Your reply is to be the lines below, exactly as written, with images omitted.

=== RECORDS FOR THE TASK ===
========================================================================

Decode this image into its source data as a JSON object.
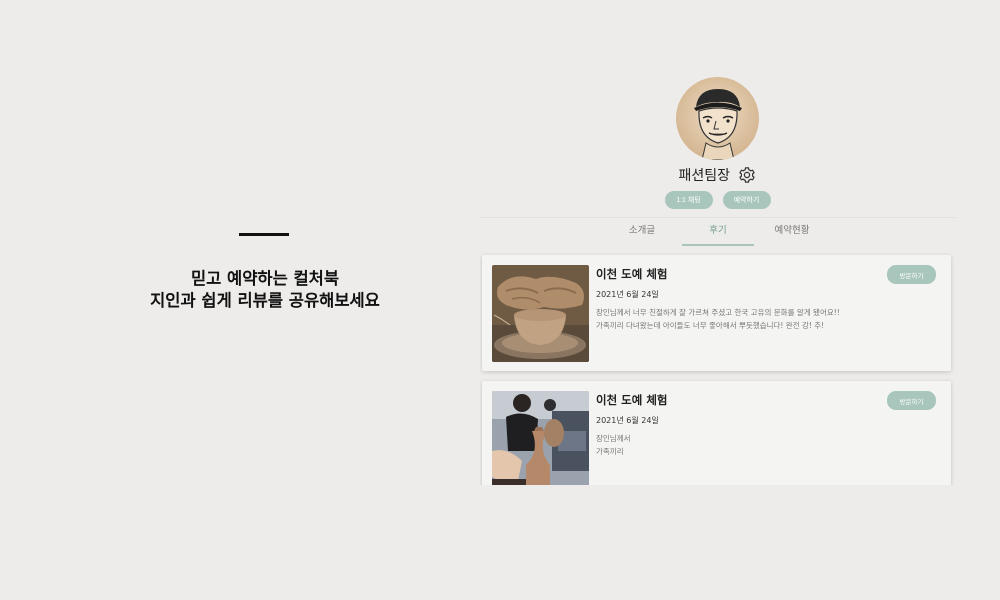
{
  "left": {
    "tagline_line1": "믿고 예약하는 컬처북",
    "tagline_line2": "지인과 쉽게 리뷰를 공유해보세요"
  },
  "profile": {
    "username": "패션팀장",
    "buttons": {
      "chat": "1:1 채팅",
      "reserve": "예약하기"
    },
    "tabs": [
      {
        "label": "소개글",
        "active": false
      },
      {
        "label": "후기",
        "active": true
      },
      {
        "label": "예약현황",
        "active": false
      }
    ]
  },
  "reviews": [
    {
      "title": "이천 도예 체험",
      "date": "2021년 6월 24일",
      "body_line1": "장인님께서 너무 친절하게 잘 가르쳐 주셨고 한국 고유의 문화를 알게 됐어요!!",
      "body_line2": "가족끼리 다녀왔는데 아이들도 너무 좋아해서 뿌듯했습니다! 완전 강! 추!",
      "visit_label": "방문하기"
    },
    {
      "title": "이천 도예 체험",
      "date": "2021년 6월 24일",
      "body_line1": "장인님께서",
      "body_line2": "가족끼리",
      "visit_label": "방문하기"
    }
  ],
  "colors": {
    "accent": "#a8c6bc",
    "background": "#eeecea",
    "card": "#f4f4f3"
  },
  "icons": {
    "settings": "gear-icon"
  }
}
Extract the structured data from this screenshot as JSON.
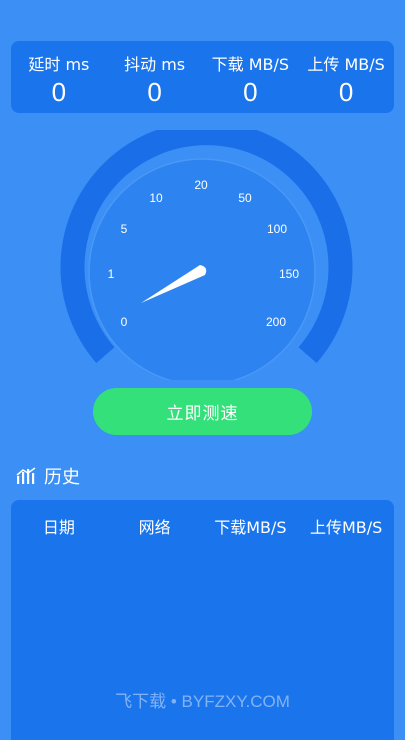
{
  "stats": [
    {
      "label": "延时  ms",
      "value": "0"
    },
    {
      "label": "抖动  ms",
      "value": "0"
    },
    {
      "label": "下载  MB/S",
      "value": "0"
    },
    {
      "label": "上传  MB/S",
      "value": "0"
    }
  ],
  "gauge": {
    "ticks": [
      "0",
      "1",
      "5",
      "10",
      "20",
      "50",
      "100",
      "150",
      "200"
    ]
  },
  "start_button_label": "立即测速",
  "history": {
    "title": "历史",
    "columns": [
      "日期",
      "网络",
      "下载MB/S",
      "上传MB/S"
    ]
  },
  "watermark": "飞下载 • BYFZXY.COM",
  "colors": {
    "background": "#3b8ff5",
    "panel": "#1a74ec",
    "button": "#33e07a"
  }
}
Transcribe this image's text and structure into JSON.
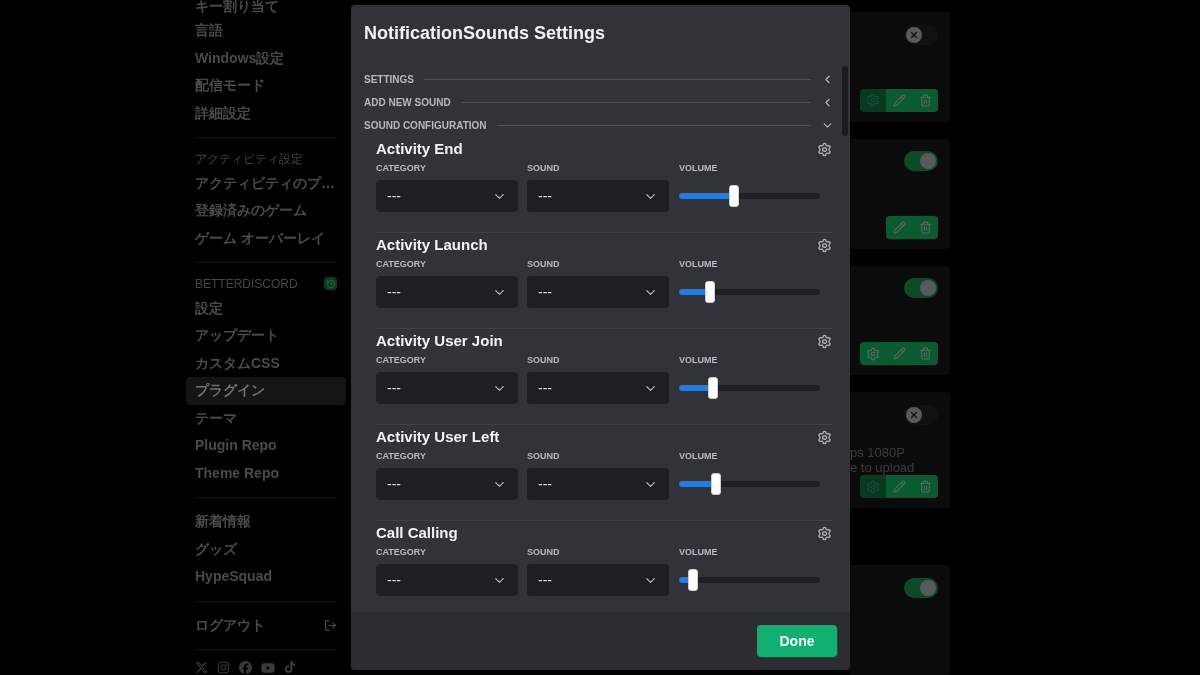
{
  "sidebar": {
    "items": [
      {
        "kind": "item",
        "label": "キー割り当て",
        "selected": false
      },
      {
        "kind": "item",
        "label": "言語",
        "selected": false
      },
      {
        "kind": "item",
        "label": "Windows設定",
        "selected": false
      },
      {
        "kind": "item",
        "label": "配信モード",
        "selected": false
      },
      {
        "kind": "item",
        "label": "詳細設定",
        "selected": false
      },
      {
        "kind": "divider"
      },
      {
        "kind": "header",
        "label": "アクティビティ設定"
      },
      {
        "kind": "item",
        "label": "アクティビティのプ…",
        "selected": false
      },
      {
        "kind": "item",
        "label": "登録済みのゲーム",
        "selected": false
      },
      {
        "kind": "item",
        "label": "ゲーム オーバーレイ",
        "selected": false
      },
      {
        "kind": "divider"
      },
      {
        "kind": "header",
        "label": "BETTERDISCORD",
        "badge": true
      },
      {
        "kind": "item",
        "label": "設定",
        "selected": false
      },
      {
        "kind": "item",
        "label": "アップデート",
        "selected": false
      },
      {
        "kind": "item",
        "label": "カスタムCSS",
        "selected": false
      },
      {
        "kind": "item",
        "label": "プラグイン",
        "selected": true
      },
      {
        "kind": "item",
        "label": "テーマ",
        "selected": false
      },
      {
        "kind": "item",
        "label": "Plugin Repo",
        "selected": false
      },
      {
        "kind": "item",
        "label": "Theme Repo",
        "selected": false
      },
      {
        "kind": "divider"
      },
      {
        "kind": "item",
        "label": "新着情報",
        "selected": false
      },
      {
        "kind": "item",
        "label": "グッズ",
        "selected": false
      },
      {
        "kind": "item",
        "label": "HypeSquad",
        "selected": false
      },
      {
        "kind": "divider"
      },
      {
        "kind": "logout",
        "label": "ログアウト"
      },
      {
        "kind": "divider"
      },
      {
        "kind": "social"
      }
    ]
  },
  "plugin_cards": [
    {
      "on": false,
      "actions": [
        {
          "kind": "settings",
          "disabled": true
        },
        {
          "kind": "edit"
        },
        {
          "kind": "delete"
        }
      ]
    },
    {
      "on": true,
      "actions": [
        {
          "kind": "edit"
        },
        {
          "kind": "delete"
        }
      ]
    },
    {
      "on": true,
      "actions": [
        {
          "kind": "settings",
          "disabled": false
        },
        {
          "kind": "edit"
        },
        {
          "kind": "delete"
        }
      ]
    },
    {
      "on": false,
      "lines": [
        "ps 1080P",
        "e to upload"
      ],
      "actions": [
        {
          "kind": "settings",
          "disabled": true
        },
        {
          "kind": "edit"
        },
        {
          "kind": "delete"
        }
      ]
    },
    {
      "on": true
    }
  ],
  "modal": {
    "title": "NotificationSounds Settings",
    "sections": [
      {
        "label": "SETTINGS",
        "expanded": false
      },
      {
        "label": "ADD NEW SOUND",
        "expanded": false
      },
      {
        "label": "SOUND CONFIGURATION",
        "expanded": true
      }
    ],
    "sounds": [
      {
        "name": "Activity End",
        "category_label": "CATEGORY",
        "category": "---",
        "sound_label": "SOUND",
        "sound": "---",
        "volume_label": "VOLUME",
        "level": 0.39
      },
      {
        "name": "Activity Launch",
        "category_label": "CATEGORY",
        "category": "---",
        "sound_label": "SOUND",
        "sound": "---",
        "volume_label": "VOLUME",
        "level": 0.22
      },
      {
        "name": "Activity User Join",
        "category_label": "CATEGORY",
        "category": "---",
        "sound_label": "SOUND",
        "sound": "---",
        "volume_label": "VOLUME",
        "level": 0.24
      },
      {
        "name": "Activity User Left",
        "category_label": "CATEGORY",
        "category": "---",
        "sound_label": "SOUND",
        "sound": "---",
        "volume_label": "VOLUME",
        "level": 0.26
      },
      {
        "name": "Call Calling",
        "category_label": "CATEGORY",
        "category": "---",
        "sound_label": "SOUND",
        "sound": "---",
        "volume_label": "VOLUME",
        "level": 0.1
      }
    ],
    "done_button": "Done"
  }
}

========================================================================

=== FINISHED EXERCISE ===
Decode this image into its source data as a JSON object.
{
  "left": {
    "tagline_line1": "믿고 예약하는 컬처북",
    "tagline_line2": "지인과 쉽게 리뷰를 공유해보세요"
  },
  "profile": {
    "username": "패션팀장",
    "buttons": {
      "chat": "1:1 채팅",
      "reserve": "예약하기"
    },
    "tabs": [
      {
        "label": "소개글",
        "active": false
      },
      {
        "label": "후기",
        "active": true
      },
      {
        "label": "예약현황",
        "active": false
      }
    ]
  },
  "reviews": [
    {
      "title": "이천 도예 체험",
      "date": "2021년 6월 24일",
      "body_line1": "장인님께서 너무 친절하게 잘 가르쳐 주셨고 한국 고유의 문화를 알게 됐어요!!",
      "body_line2": "가족끼리 다녀왔는데 아이들도 너무 좋아해서 뿌듯했습니다! 완전 강! 추!",
      "visit_label": "방문하기"
    },
    {
      "title": "이천 도예 체험",
      "date": "2021년 6월 24일",
      "body_line1": "장인님께서",
      "body_line2": "가족끼리",
      "visit_label": "방문하기"
    }
  ],
  "colors": {
    "accent": "#a8c6bc",
    "background": "#eeecea",
    "card": "#f4f4f3"
  },
  "icons": {
    "settings": "gear-icon"
  }
}
Extract the structured data from this screenshot as JSON.
{
  "stats": [
    {
      "label": "延时  ms",
      "value": "0"
    },
    {
      "label": "抖动  ms",
      "value": "0"
    },
    {
      "label": "下载  MB/S",
      "value": "0"
    },
    {
      "label": "上传  MB/S",
      "value": "0"
    }
  ],
  "gauge": {
    "ticks": [
      "0",
      "1",
      "5",
      "10",
      "20",
      "50",
      "100",
      "150",
      "200"
    ]
  },
  "start_button_label": "立即测速",
  "history": {
    "title": "历史",
    "columns": [
      "日期",
      "网络",
      "下载MB/S",
      "上传MB/S"
    ]
  },
  "watermark": "飞下载 • BYFZXY.COM",
  "colors": {
    "background": "#3b8ff5",
    "panel": "#1a74ec",
    "button": "#33e07a"
  }
}
Transcribe this image's text and structure into JSON.
{
  "sidebar": {
    "items": [
      {
        "kind": "item",
        "label": "キー割り当て",
        "selected": false
      },
      {
        "kind": "item",
        "label": "言語",
        "selected": false
      },
      {
        "kind": "item",
        "label": "Windows設定",
        "selected": false
      },
      {
        "kind": "item",
        "label": "配信モード",
        "selected": false
      },
      {
        "kind": "item",
        "label": "詳細設定",
        "selected": false
      },
      {
        "kind": "divider"
      },
      {
        "kind": "header",
        "label": "アクティビティ設定"
      },
      {
        "kind": "item",
        "label": "アクティビティのプ…",
        "selected": false
      },
      {
        "kind": "item",
        "label": "登録済みのゲーム",
        "selected": false
      },
      {
        "kind": "item",
        "label": "ゲーム オーバーレイ",
        "selected": false
      },
      {
        "kind": "divider"
      },
      {
        "kind": "header",
        "label": "BETTERDISCORD",
        "badge": true
      },
      {
        "kind": "item",
        "label": "設定",
        "selected": false
      },
      {
        "kind": "item",
        "label": "アップデート",
        "selected": false
      },
      {
        "kind": "item",
        "label": "カスタムCSS",
        "selected": false
      },
      {
        "kind": "item",
        "label": "プラグイン",
        "selected": true
      },
      {
        "kind": "item",
        "label": "テーマ",
        "selected": false
      },
      {
        "kind": "item",
        "label": "Plugin Repo",
        "selected": false
      },
      {
        "kind": "item",
        "label": "Theme Repo",
        "selected": false
      },
      {
        "kind": "divider"
      },
      {
        "kind": "item",
        "label": "新着情報",
        "selected": false
      },
      {
        "kind": "item",
        "label": "グッズ",
        "selected": false
      },
      {
        "kind": "item",
        "label": "HypeSquad",
        "selected": false
      },
      {
        "kind": "divider"
      },
      {
        "kind": "logout",
        "label": "ログアウト"
      },
      {
        "kind": "divider"
      },
      {
        "kind": "social"
      }
    ]
  },
  "plugin_cards": [
    {
      "on": false,
      "actions": [
        {
          "kind": "settings",
          "disabled": true
        },
        {
          "kind": "edit"
        },
        {
          "kind": "delete"
        }
      ]
    },
    {
      "on": true,
      "actions": [
        {
          "kind": "edit"
        },
        {
          "kind": "delete"
        }
      ]
    },
    {
      "on": true,
      "actions": [
        {
          "kind": "settings",
          "disabled": false
        },
        {
          "kind": "edit"
        },
        {
          "kind": "delete"
        }
      ]
    },
    {
      "on": false,
      "lines": [
        "ps 1080P",
        "e to upload"
      ],
      "actions": [
        {
          "kind": "settings",
          "disabled": true
        },
        {
          "kind": "edit"
        },
        {
          "kind": "delete"
        }
      ]
    },
    {
      "on": true
    }
  ],
  "modal": {
    "title": "NotificationSounds Settings",
    "sections": [
      {
        "label": "SETTINGS",
        "expanded": false
      },
      {
        "label": "ADD NEW SOUND",
        "expanded": false
      },
      {
        "label": "SOUND CONFIGURATION",
        "expanded": true
      }
    ],
    "sounds": [
      {
        "name": "Activity End",
        "category_label": "CATEGORY",
        "category": "---",
        "sound_label": "SOUND",
        "sound": "---",
        "volume_label": "VOLUME",
        "level": 0.39
      },
      {
        "name": "Activity Launch",
        "category_label": "CATEGORY",
        "category": "---",
        "sound_label": "SOUND",
        "sound": "---",
        "volume_label": "VOLUME",
        "level": 0.22
      },
      {
        "name": "Activity User Join",
        "category_label": "CATEGORY",
        "category": "---",
        "sound_label": "SOUND",
        "sound": "---",
        "volume_label": "VOLUME",
        "level": 0.24
      },
      {
        "name": "Activity User Left",
        "category_label": "CATEGORY",
        "category": "---",
        "sound_label": "SOUND",
        "sound": "---",
        "volume_label": "VOLUME",
        "level": 0.26
      },
      {
        "name": "Call Calling",
        "category_label": "CATEGORY",
        "category": "---",
        "sound_label": "SOUND",
        "sound": "---",
        "volume_label": "VOLUME",
        "level": 0.1
      }
    ],
    "done_button": "Done"
  }
}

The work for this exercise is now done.